+++ Exercise inputs +++
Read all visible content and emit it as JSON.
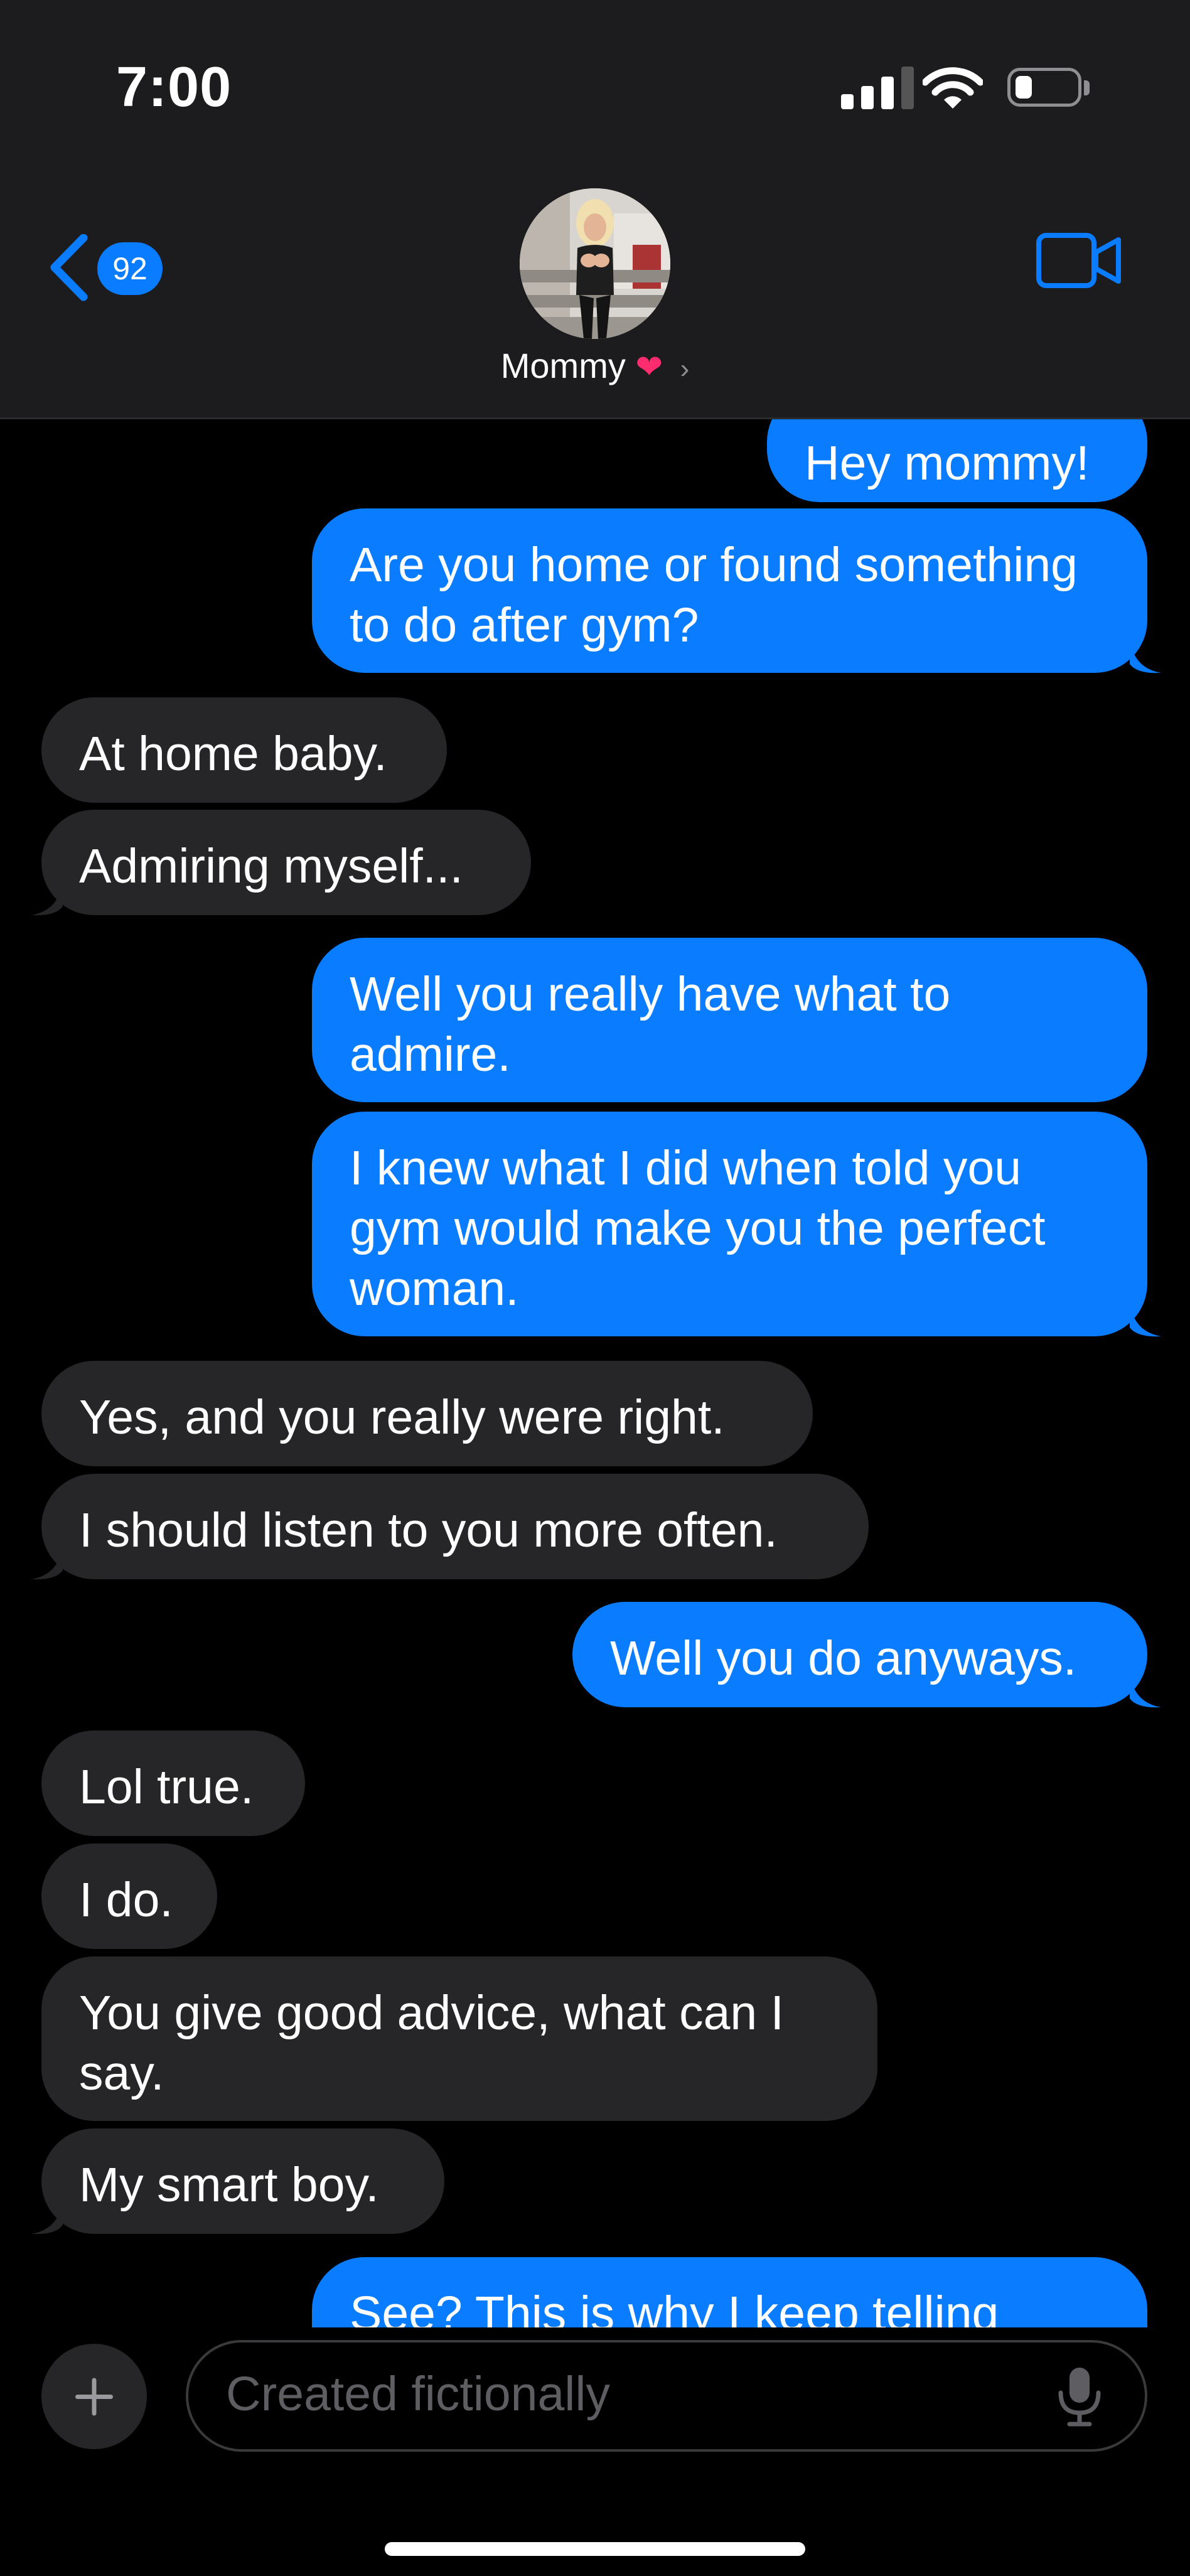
{
  "status": {
    "time": "7:00"
  },
  "nav": {
    "back_badge": "92",
    "contact_name": "Mommy",
    "contact_emoji": "❤",
    "contact_chevron": "›"
  },
  "messages": [
    {
      "from": "me",
      "text": "Hey mommy!"
    },
    {
      "from": "me",
      "text": "Are you home or found something to do after gym?"
    },
    {
      "from": "them",
      "text": "At home baby."
    },
    {
      "from": "them",
      "text": "Admiring myself..."
    },
    {
      "from": "me",
      "text": "Well you really have what to admire."
    },
    {
      "from": "me",
      "text": "I knew what I did when told you gym would make you the perfect woman."
    },
    {
      "from": "them",
      "text": "Yes, and you really were right."
    },
    {
      "from": "them",
      "text": "I should listen to you more often."
    },
    {
      "from": "me",
      "text": "Well you do anyways."
    },
    {
      "from": "them",
      "text": "Lol true."
    },
    {
      "from": "them",
      "text": "I do."
    },
    {
      "from": "them",
      "text": "You give good advice, what can I say."
    },
    {
      "from": "them",
      "text": "My smart boy."
    },
    {
      "from": "me",
      "text": "See? This is why I keep telling"
    }
  ],
  "composer": {
    "placeholder": "Created fictionally"
  },
  "colors": {
    "sent": "#0a7cff",
    "received": "#262628",
    "accent": "#0a7cff",
    "bar": "#1c1c1e"
  },
  "icons": [
    "back-chevron-icon",
    "video-camera-icon",
    "plus-icon",
    "microphone-icon",
    "wifi-icon",
    "signal-icon",
    "battery-icon"
  ]
}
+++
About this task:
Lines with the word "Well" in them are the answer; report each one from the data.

Result of this task:
      "text": "Well you really have what to admire."
      "text": "Well you do anyways."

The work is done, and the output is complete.